» Exercise goal:
Return all lines in the data where the string "kind" can be found.

» Recorded data:
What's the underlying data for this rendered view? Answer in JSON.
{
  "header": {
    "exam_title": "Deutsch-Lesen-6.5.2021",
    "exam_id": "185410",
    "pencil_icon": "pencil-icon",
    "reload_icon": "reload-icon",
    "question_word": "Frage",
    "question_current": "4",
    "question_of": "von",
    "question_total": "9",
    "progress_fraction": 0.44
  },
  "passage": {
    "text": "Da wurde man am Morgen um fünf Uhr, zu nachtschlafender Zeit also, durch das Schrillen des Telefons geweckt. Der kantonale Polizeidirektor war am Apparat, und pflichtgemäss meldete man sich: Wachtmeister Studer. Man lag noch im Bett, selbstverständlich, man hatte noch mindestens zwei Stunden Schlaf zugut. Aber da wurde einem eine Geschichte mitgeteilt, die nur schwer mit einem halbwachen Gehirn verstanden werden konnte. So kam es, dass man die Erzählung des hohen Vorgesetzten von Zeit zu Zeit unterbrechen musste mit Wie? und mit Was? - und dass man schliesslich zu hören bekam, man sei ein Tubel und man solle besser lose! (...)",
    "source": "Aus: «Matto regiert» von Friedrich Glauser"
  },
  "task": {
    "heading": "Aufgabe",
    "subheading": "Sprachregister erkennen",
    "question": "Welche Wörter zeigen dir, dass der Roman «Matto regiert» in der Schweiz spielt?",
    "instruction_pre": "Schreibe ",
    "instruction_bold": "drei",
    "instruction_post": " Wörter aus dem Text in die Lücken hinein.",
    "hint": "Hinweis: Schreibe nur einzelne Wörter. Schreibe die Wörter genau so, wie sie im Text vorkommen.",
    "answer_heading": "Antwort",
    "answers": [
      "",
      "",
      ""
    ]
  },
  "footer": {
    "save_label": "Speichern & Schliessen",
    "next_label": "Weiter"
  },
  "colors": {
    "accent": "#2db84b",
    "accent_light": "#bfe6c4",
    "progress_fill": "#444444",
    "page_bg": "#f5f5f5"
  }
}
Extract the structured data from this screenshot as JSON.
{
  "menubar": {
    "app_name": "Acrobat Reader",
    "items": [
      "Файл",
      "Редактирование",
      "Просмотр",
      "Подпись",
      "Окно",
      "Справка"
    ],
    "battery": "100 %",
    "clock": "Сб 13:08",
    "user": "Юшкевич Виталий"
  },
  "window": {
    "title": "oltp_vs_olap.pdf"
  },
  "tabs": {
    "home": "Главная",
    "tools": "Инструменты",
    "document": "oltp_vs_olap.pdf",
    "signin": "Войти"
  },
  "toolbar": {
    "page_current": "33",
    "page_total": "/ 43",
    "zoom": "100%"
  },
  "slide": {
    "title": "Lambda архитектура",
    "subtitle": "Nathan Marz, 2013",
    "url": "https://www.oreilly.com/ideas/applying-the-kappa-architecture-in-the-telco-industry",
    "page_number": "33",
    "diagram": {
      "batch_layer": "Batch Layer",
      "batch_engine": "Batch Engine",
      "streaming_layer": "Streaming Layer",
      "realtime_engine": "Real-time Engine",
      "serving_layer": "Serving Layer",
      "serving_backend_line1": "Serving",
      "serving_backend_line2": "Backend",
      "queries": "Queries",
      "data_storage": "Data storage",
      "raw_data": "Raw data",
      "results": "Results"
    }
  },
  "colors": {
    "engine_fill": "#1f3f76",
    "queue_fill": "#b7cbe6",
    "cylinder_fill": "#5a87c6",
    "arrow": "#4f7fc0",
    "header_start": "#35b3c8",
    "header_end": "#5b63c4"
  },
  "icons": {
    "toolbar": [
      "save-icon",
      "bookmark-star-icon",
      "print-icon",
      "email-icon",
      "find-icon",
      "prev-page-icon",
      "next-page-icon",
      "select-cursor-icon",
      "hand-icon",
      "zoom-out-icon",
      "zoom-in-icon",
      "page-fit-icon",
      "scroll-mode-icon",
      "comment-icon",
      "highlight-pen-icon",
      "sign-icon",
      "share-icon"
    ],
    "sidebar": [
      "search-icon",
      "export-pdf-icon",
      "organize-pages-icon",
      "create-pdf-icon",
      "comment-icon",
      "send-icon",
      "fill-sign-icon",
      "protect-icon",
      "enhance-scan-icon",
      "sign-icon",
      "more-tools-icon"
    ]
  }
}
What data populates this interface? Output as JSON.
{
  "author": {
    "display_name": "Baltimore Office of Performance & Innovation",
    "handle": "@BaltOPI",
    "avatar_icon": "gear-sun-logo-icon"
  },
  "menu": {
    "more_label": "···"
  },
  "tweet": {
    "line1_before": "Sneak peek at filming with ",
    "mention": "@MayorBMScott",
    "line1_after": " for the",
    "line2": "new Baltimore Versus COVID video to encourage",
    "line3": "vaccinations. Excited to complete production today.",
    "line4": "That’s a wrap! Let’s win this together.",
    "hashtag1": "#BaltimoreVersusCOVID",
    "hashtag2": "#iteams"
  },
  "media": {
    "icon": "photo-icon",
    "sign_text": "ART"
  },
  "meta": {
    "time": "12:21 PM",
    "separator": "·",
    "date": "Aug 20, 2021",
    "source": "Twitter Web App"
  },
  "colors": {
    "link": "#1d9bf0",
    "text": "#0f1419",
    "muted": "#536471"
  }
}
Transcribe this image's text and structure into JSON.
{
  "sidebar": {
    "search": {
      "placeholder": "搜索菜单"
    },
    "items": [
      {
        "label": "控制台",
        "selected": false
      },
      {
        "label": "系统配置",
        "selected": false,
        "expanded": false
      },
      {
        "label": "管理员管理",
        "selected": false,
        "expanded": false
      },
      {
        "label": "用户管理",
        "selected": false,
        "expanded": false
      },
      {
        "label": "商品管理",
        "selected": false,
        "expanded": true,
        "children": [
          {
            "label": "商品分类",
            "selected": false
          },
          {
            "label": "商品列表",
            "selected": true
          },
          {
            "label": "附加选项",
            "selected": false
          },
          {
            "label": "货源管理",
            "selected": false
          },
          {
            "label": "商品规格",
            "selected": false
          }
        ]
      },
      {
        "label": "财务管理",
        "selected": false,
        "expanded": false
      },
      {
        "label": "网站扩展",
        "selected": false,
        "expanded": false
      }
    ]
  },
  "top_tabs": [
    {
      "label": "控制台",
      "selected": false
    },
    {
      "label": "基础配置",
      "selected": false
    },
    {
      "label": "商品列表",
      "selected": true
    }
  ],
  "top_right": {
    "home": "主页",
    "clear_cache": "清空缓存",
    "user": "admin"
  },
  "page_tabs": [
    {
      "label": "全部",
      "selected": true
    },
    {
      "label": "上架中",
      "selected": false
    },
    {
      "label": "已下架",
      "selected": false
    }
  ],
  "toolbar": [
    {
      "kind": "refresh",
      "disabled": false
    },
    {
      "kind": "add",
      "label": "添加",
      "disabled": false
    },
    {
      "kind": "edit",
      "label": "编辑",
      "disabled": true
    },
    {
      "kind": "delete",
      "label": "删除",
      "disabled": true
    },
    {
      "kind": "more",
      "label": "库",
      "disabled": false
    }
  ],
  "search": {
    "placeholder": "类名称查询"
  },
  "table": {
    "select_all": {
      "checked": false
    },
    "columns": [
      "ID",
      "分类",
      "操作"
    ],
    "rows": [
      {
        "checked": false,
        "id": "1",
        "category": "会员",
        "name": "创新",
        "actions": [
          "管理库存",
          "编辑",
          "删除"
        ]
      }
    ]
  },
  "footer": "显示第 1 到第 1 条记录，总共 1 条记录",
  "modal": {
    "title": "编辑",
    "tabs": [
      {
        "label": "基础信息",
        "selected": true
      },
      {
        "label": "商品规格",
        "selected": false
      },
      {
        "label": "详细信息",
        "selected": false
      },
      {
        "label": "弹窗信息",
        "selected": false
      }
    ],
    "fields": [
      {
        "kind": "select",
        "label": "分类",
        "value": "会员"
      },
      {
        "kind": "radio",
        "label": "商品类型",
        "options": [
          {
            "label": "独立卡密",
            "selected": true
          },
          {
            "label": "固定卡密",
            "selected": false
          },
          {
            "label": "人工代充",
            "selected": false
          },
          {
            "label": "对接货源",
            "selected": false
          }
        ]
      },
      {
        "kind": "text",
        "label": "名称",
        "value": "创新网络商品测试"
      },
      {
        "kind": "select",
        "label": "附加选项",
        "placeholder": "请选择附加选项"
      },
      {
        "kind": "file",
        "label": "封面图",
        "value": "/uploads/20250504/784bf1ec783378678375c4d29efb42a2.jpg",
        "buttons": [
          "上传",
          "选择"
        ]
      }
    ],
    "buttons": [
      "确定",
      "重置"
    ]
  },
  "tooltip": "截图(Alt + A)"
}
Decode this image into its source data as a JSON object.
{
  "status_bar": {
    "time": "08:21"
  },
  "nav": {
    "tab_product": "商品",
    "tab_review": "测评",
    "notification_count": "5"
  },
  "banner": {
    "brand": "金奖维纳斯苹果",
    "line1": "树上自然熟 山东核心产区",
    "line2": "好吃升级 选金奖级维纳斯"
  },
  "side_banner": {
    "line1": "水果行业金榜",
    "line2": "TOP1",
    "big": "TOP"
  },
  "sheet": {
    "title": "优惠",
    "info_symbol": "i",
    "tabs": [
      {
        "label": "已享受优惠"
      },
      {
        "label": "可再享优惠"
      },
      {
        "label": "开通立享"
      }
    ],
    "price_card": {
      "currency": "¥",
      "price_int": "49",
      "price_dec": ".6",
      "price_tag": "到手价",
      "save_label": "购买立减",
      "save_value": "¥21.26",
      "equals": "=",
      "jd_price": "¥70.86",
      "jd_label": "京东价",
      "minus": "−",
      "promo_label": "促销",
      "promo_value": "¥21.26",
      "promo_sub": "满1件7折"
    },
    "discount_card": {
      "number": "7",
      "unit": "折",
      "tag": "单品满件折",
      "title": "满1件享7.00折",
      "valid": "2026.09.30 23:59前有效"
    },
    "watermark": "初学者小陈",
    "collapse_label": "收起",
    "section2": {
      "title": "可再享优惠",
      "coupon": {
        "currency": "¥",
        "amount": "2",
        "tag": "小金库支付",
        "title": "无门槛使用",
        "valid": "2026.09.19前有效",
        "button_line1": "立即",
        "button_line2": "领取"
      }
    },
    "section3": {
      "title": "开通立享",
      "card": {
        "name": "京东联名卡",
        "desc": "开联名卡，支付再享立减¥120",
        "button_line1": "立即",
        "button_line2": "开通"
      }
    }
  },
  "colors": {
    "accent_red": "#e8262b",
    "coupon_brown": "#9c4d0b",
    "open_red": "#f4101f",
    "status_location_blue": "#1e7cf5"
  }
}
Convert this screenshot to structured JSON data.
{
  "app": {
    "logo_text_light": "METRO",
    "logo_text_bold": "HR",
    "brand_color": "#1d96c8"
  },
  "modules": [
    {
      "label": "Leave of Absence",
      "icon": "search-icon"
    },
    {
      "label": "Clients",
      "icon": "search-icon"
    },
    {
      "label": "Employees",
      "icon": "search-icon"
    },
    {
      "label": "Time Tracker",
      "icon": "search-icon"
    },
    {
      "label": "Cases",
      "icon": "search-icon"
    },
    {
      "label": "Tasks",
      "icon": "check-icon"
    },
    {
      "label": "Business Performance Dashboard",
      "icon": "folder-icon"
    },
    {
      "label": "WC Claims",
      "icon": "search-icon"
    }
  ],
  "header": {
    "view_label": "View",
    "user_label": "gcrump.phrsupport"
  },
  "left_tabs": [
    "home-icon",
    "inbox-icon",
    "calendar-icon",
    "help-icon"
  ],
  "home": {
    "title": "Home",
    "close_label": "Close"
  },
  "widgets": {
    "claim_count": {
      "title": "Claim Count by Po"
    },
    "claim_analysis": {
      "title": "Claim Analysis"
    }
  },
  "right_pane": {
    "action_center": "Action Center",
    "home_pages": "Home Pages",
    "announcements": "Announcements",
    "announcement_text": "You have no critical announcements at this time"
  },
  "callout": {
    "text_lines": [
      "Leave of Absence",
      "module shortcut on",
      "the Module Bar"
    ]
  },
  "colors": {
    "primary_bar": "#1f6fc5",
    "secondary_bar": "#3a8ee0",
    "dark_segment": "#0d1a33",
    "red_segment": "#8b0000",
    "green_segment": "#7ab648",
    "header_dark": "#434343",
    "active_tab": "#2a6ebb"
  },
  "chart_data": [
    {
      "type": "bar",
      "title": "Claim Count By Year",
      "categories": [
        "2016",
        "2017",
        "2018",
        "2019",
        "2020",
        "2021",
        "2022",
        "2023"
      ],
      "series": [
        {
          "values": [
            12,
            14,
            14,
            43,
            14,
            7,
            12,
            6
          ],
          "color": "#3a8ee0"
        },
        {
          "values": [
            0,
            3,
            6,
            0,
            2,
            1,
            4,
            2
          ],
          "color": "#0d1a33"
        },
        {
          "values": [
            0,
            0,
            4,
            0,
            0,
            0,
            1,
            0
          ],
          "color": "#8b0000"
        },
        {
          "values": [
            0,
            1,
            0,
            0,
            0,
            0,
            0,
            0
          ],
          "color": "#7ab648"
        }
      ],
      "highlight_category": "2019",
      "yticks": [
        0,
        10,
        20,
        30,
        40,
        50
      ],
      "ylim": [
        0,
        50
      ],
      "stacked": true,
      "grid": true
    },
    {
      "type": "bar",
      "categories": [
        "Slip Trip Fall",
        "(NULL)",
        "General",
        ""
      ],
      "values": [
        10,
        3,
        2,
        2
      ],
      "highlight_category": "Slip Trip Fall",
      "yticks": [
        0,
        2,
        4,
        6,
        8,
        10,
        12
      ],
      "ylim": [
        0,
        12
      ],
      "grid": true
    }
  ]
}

» Result of this task:
      "kind": "refresh",
      "kind": "add",
      "kind": "edit",
      "kind": "delete",
      "kind": "more",
        "kind": "select",
        "kind": "radio",
        "kind": "text",
        "kind": "select",
        "kind": "file",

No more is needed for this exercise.